»»

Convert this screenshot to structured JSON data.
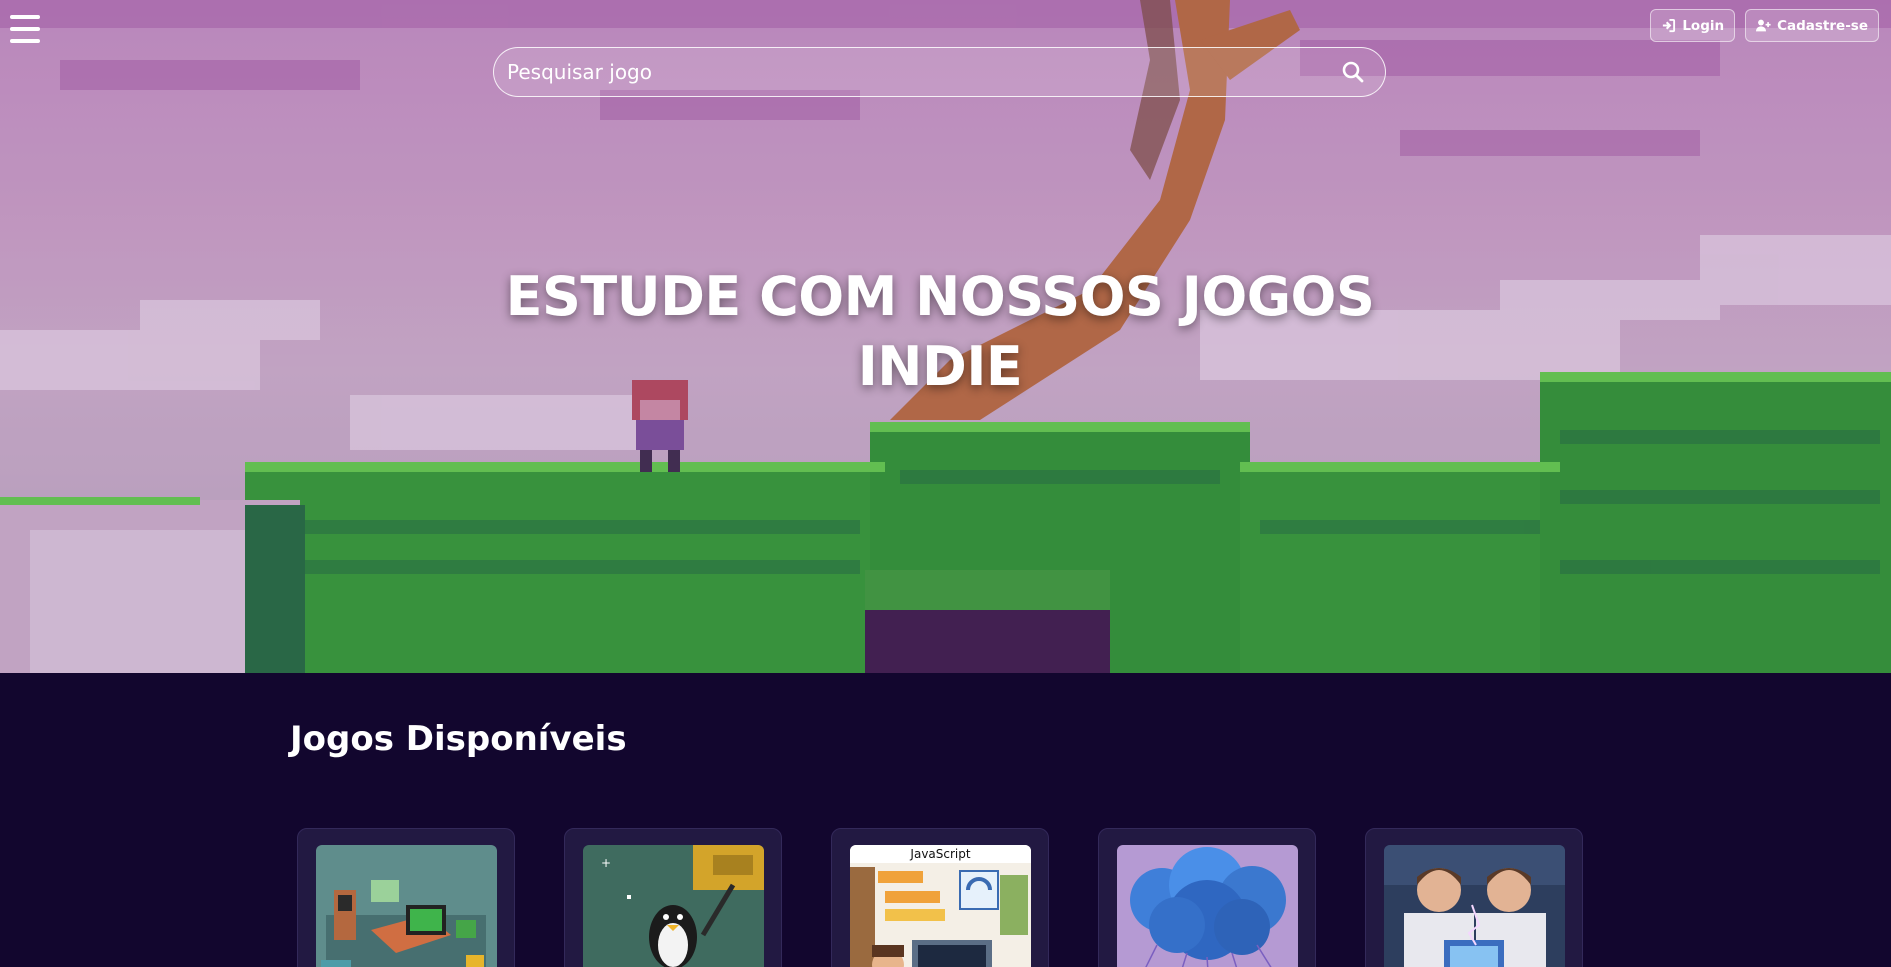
{
  "header": {
    "menu_icon": "hamburger-menu-icon",
    "search": {
      "placeholder": "Pesquisar jogo",
      "value": "",
      "icon": "search-icon"
    },
    "auth": {
      "login_label": "Login",
      "login_icon": "sign-in-icon",
      "signup_label": "Cadastre-se",
      "signup_icon": "user-plus-icon"
    }
  },
  "hero": {
    "title_line1": "ESTUDE COM NOSSOS JOGOS",
    "title_line2": "INDIE"
  },
  "games_section": {
    "title": "Jogos Disponíveis",
    "cards": [
      {
        "image": "pixel-computer-room-thumbnail"
      },
      {
        "image": "pixel-penguin-platformer-thumbnail"
      },
      {
        "image": "javascript-coding-thumbnail",
        "caption": "JavaScript"
      },
      {
        "image": "blue-cloud-network-thumbnail"
      },
      {
        "image": "scientists-circuit-board-thumbnail"
      }
    ]
  },
  "colors": {
    "page_background": "#12062e",
    "card_background": "#221942",
    "hero_sky": "#c28fc3",
    "grass": "#2f9d34"
  }
}
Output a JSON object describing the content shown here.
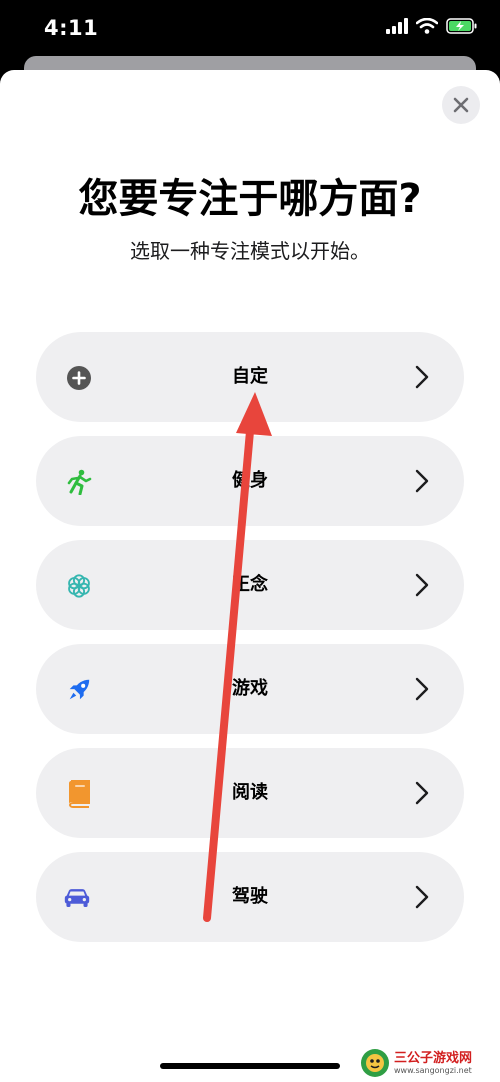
{
  "status_bar": {
    "time": "4:11"
  },
  "sheet": {
    "title": "您要专注于哪方面?",
    "subtitle": "选取一种专注模式以开始。",
    "close_icon": "xmark-icon"
  },
  "options": [
    {
      "label": "自定",
      "icon": "plus-circle-icon",
      "color": "#555555"
    },
    {
      "label": "健身",
      "icon": "running-figure-icon",
      "color": "#2fbd3f"
    },
    {
      "label": "正念",
      "icon": "flower-icon",
      "color": "#36b6b0"
    },
    {
      "label": "游戏",
      "icon": "rocket-icon",
      "color": "#1e6cf0"
    },
    {
      "label": "阅读",
      "icon": "book-icon",
      "color": "#f2962e"
    },
    {
      "label": "驾驶",
      "icon": "car-icon",
      "color": "#4d5bd8"
    }
  ],
  "annotation": {
    "arrow_color": "#e8453c"
  },
  "watermark": {
    "text": "三公子游戏网",
    "url": "www.sangongzi.net"
  }
}
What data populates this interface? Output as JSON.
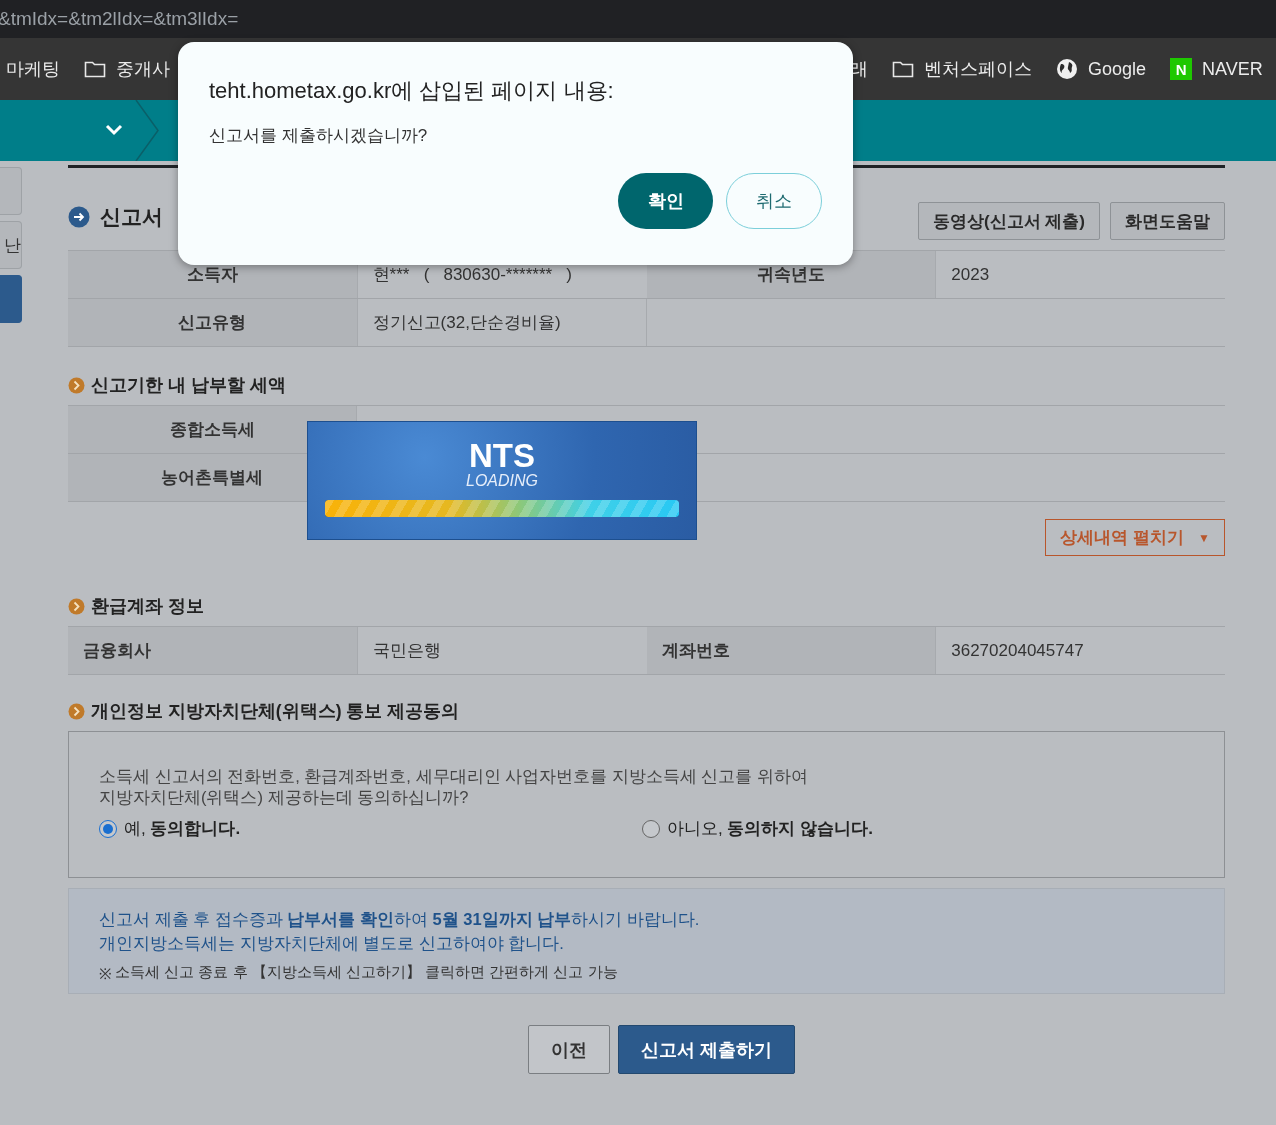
{
  "address_bar": {
    "url": "&tmIdx=&tm2lIdx=&tm3lIdx="
  },
  "bookmarks": [
    {
      "label": "마케팅",
      "kind": "plain"
    },
    {
      "label": "중개사",
      "kind": "folder"
    },
    {
      "label": "래",
      "kind": "plain"
    },
    {
      "label": "벤처스페이스",
      "kind": "folder"
    },
    {
      "label": "Google",
      "kind": "globe"
    },
    {
      "label": "NAVER",
      "kind": "naver",
      "icon_text": "N"
    }
  ],
  "side_tabs": [
    {
      "selected": false
    },
    {
      "label": "난",
      "selected": false
    },
    {
      "selected": true
    }
  ],
  "section_title": "신고서",
  "header_buttons": [
    "동영상(신고서 제출)",
    "화면도움말"
  ],
  "summary_rows": [
    [
      "소득자",
      "현***   (   830630-*******   )",
      "귀속년도",
      "2023"
    ],
    [
      "신고유형",
      "정기신고(32,단순경비율)"
    ]
  ],
  "tax_section": {
    "title": "신고기한 내 납부할 세액",
    "rows": [
      {
        "label": "종합소득세"
      },
      {
        "label": "농어촌특별세"
      }
    ],
    "detail_button": "상세내역 펼치기",
    "detail_caret": "▼"
  },
  "refund_section": {
    "title": "환급계좌 정보",
    "cells": [
      "금융회사",
      "국민은행",
      "계좌번호",
      "36270204045747"
    ]
  },
  "consent": {
    "title": "개인정보 지방자치단체(위택스) 통보 제공동의",
    "question": "소득세 신고서의 전화번호, 환급계좌번호, 세무대리인 사업자번호를 지방소득세 신고를 위하여\n지방자치단체(위택스) 제공하는데 동의하십니까?",
    "options": [
      {
        "label": "예, **동의합니다.**",
        "selected": true
      },
      {
        "label": "아니오, **동의하지 않습니다.**",
        "selected": false
      }
    ]
  },
  "notice": {
    "lines": [
      "신고서 제출 후 접수증과 **납부서를 확인**하여 **5월 31일까지 납부**하시기 바랍니다.",
      "개인지방소득세는 지방자치단체에 별도로 신고하여야 합니다."
    ],
    "note_mark": "※",
    "note": "소득세 신고 종료 후 【지방소득세 신고하기】 클릭하면 간편하게 신고 가능"
  },
  "footer_buttons": [
    {
      "label": "이전",
      "kind": "secondary"
    },
    {
      "label": "신고서 제출하기",
      "kind": "primary"
    }
  ],
  "loading": {
    "title": "NTS",
    "subtitle": "LOADING",
    "level": 1
  },
  "dialog": {
    "title": "teht.hometax.go.kr에 삽입된 페이지 내용:",
    "message": "신고서를 제출하시겠습니까?",
    "buttons": [
      {
        "label": "확인",
        "kind": "primary"
      },
      {
        "label": "취소",
        "kind": "secondary"
      }
    ]
  }
}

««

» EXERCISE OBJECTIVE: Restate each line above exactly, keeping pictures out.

» THE ANSWER:
Convert this screenshot to structured JSON data.
{
  "header": {
    "menu_icon": "hamburger-menu-icon",
    "search": {
      "placeholder": "Pesquisar jogo",
      "value": "",
      "icon": "search-icon"
    },
    "auth": {
      "login_label": "Login",
      "login_icon": "sign-in-icon",
      "signup_label": "Cadastre-se",
      "signup_icon": "user-plus-icon"
    }
  },
  "hero": {
    "title_line1": "ESTUDE COM NOSSOS JOGOS",
    "title_line2": "INDIE"
  },
  "games_section": {
    "title": "Jogos Disponíveis",
    "cards": [
      {
        "image": "pixel-computer-room-thumbnail"
      },
      {
        "image": "pixel-penguin-platformer-thumbnail"
      },
      {
        "image": "javascript-coding-thumbnail",
        "caption": "JavaScript"
      },
      {
        "image": "blue-cloud-network-thumbnail"
      },
      {
        "image": "scientists-circuit-board-thumbnail"
      }
    ]
  },
  "colors": {
    "page_background": "#12062e",
    "card_background": "#221942",
    "hero_sky": "#c28fc3",
    "grass": "#2f9d34"
  }
}
Output a JSON object describing the content shown here.
{
  "status_bar": {
    "time": "4:11"
  },
  "sheet": {
    "title": "您要专注于哪方面?",
    "subtitle": "选取一种专注模式以开始。",
    "close_icon": "xmark-icon"
  },
  "options": [
    {
      "label": "自定",
      "icon": "plus-circle-icon",
      "color": "#555555"
    },
    {
      "label": "健身",
      "icon": "running-figure-icon",
      "color": "#2fbd3f"
    },
    {
      "label": "正念",
      "icon": "flower-icon",
      "color": "#36b6b0"
    },
    {
      "label": "游戏",
      "icon": "rocket-icon",
      "color": "#1e6cf0"
    },
    {
      "label": "阅读",
      "icon": "book-icon",
      "color": "#f2962e"
    },
    {
      "label": "驾驶",
      "icon": "car-icon",
      "color": "#4d5bd8"
    }
  ],
  "annotation": {
    "arrow_color": "#e8453c"
  },
  "watermark": {
    "text": "三公子游戏网",
    "url": "www.sangongzi.net"
  }
}
What data populates this interface? Output as JSON.
{
  "address_bar": {
    "url": "&tmIdx=&tm2lIdx=&tm3lIdx="
  },
  "bookmarks": [
    {
      "label": "마케팅",
      "kind": "plain"
    },
    {
      "label": "중개사",
      "kind": "folder"
    },
    {
      "label": "래",
      "kind": "plain"
    },
    {
      "label": "벤처스페이스",
      "kind": "folder"
    },
    {
      "label": "Google",
      "kind": "globe"
    },
    {
      "label": "NAVER",
      "kind": "naver",
      "icon_text": "N"
    }
  ],
  "side_tabs": [
    {
      "selected": false
    },
    {
      "label": "난",
      "selected": false
    },
    {
      "selected": true
    }
  ],
  "section_title": "신고서",
  "header_buttons": [
    "동영상(신고서 제출)",
    "화면도움말"
  ],
  "summary_rows": [
    [
      "소득자",
      "현***   (   830630-*******   )",
      "귀속년도",
      "2023"
    ],
    [
      "신고유형",
      "정기신고(32,단순경비율)"
    ]
  ],
  "tax_section": {
    "title": "신고기한 내 납부할 세액",
    "rows": [
      {
        "label": "종합소득세"
      },
      {
        "label": "농어촌특별세"
      }
    ],
    "detail_button": "상세내역 펼치기",
    "detail_caret": "▼"
  },
  "refund_section": {
    "title": "환급계좌 정보",
    "cells": [
      "금융회사",
      "국민은행",
      "계좌번호",
      "36270204045747"
    ]
  },
  "consent": {
    "title": "개인정보 지방자치단체(위택스) 통보 제공동의",
    "question": "소득세 신고서의 전화번호, 환급계좌번호, 세무대리인 사업자번호를 지방소득세 신고를 위하여\n지방자치단체(위택스) 제공하는데 동의하십니까?",
    "options": [
      {
        "label": "예, **동의합니다.**",
        "selected": true
      },
      {
        "label": "아니오, **동의하지 않습니다.**",
        "selected": false
      }
    ]
  },
  "notice": {
    "lines": [
      "신고서 제출 후 접수증과 **납부서를 확인**하여 **5월 31일까지 납부**하시기 바랍니다.",
      "개인지방소득세는 지방자치단체에 별도로 신고하여야 합니다."
    ],
    "note_mark": "※",
    "note": "소득세 신고 종료 후 【지방소득세 신고하기】 클릭하면 간편하게 신고 가능"
  },
  "footer_buttons": [
    {
      "label": "이전",
      "kind": "secondary"
    },
    {
      "label": "신고서 제출하기",
      "kind": "primary"
    }
  ],
  "loading": {
    "title": "NTS",
    "subtitle": "LOADING",
    "level": 1
  },
  "dialog": {
    "title": "teht.hometax.go.kr에 삽입된 페이지 내용:",
    "message": "신고서를 제출하시겠습니까?",
    "buttons": [
      {
        "label": "확인",
        "kind": "primary"
      },
      {
        "label": "취소",
        "kind": "secondary"
      }
    ]
  }
}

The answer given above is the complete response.